But of all classes of foreigners the Irish are by far the most numerous. Light-hearted, wrongheaded, impulsive, uncalculating, with an Oriental love of  hyperbole, and too often a common dislike of cold water and of that gem which the fable tells us rests at the bottom of the well, the Celtic elements of their character do not readily accommodate themselves to those of the hard, cool, self-relying Anglo-Saxon. I am free to confess to a very thorough dislike of their religious intolerance and bigotry, but am content to wait for the change that time and the attrition of new circumstances and ideas must necessarily make in this respect. Meanwhile I would strive to reverence man as man, irrespective of his birthplace. A stranger in a strange land is always to me an object of sympathy and interest. Amidst all his apparent gayety of heart and national drollery and wit, the poor Irish emigrant has sad thoughts of the “ould mother of him,” sitting lonely in her solitary cabin by the bog-side; recollections of a father’s blessing and a sister’s farewell are haunting him; a grave mound in a distant churchyard far beyond the “wide wathers” has an eternal greenness in his memory; for there, perhaps, lies a “darlint child” or a “swate crather” who once loved him. The new world is forgotten for the moment; blue Killarney and the Liffey sparkle before him, and Glendalough stretches beneath him its dark, still mirror; he sees the same evening sunshine rest upon and hallow alike with Nature’s blessing the ruins of the Seven Churches of Ireland’s apostolic age, the broken mound of the Druids, and the round towers of the Phoenician su-worshippers; pleasant and mournful recollections of his home waken within him; and the rough and seemingly careless and light-hearted laborer melts into tears. It is no light thing to abandon one’s own country and household gods. Touching and beautiful was the injunction of the prophet of the Hebrews:  “Ye shall not oppress the stranger; for ye know the heart of the stranger, seeing that ye were strangers in the land of Egypt.” 

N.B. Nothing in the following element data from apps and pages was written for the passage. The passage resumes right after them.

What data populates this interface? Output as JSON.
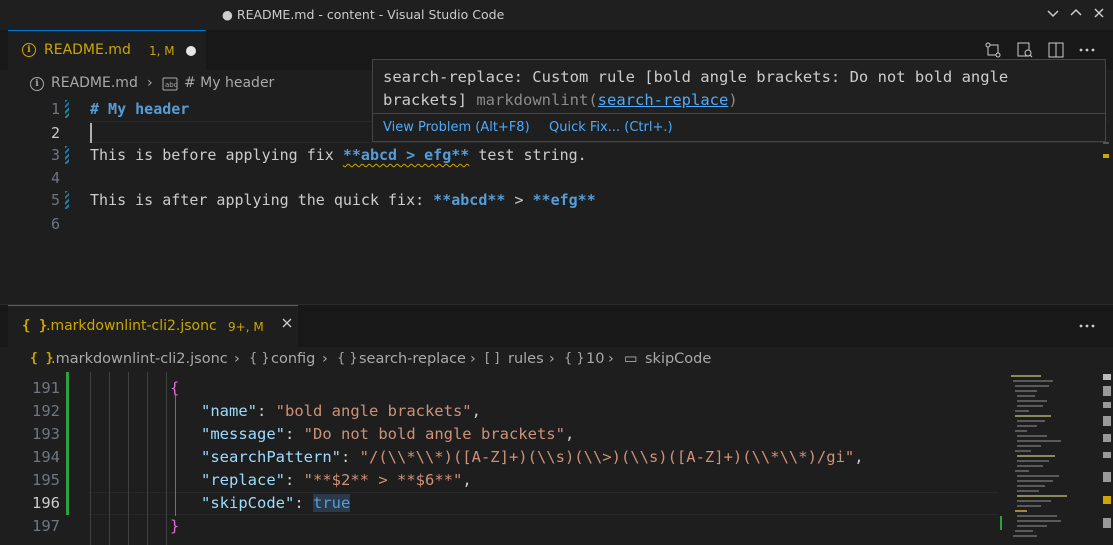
{
  "window": {
    "title": "● README.md - content - Visual Studio Code",
    "controls": [
      "chevron-down",
      "chevron-up",
      "close"
    ]
  },
  "top_group": {
    "tab": {
      "name": "README.md",
      "badge": "1, M",
      "dirty": true
    },
    "breadcrumb": [
      "README.md",
      "# My header"
    ],
    "lines": [
      {
        "num": "1",
        "text": "# My header"
      },
      {
        "num": "2",
        "text": ""
      },
      {
        "num": "3",
        "before": "This is before applying fix ",
        "bold": "**abcd > efg**",
        "after": " test string."
      },
      {
        "num": "4",
        "text": ""
      },
      {
        "num": "5",
        "before": "This is after applying the quick fix: ",
        "bold1": "**abcd**",
        "mid": " > ",
        "bold2": "**efg**"
      },
      {
        "num": "6",
        "text": ""
      }
    ]
  },
  "hover": {
    "message": "search-replace: Custom rule [bold angle brackets: Do not bold angle brackets]",
    "source": "markdownlint(",
    "source_link": "search-replace",
    "source_end": ")",
    "view_problem": "View Problem (Alt+F8)",
    "quick_fix": "Quick Fix... (Ctrl+.)"
  },
  "bottom_group": {
    "tab": {
      "icon": "{ }",
      "name": ".markdownlint-cli2.jsonc",
      "badge": "9+, M"
    },
    "breadcrumb": [
      {
        "icon": "{ }",
        "label": ".markdownlint-cli2.jsonc"
      },
      {
        "icon": "{ }",
        "label": "config"
      },
      {
        "icon": "{ }",
        "label": "search-replace"
      },
      {
        "icon": "[ ]",
        "label": "rules"
      },
      {
        "icon": "{ }",
        "label": "10"
      },
      {
        "icon": "▭",
        "label": "skipCode"
      }
    ],
    "lines": [
      {
        "num": "191",
        "text": "{"
      },
      {
        "num": "192",
        "key": "\"name\"",
        "value": "\"bold angle brackets\""
      },
      {
        "num": "193",
        "key": "\"message\"",
        "value": "\"Do not bold angle brackets\""
      },
      {
        "num": "194",
        "key": "\"searchPattern\"",
        "value": "\"/(\\\\*\\\\*)([A-Z]+)(\\\\s)(\\\\>)(\\\\s)([A-Z]+)(\\\\*\\\\*)/gi\""
      },
      {
        "num": "195",
        "key": "\"replace\"",
        "value": "\"**$2** > **$6**\""
      },
      {
        "num": "196",
        "key": "\"skipCode\"",
        "value": "true"
      },
      {
        "num": "197",
        "text": "}"
      }
    ]
  },
  "colors": {
    "accent": "#0078d4",
    "warning": "#cca700",
    "link": "#4daafc",
    "markdown_bold": "#569cd6",
    "json_key": "#9cdcfe",
    "json_string": "#ce9178",
    "bracket": "#da70d6",
    "added_gutter": "#2ea043"
  }
}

Taken from an exerpt on the UML/Center for Lowell History website here:

3 Responses to In the Merrimack Valley: John Greenleaf Whittier in Lowell

  1. KMurphy says:

    “There is one beautiful grove in Lowell,–that on Chapel Hill,–where a cluster
    of fine old oaks lift their sturdy stems and green branches, in close proximity
    to the crowded city, blending the cool rustle of their leaves with the din of

    Does anyone know where “Chapel Hill” is? “in close proximity to the crowded city” does anyone know if maybe it is Lucy Larcom Park…over by the highschool?

    Thank you for posting this…..Kkeefe-murphy

  2. Marie says:

    KM – I’m not sure what site Whittier had in mind but I think that the area up off Gorham Street near the Superior Court House is called Chapel Hill by some.

  3. Paul Marion says:

    Yes, Chapel Hill is part of what is now known as the Back Central neighborhood. In the 1980s the City planning office, I believe, published a booklet, a guide to the architecture in the Chapel Hill section. I looked and cannot find it on the web as a digital document, but I’m pretty sure there is a hard copy at the UMass Lowell Center for Lowell History or in the National Park research library in Lowell.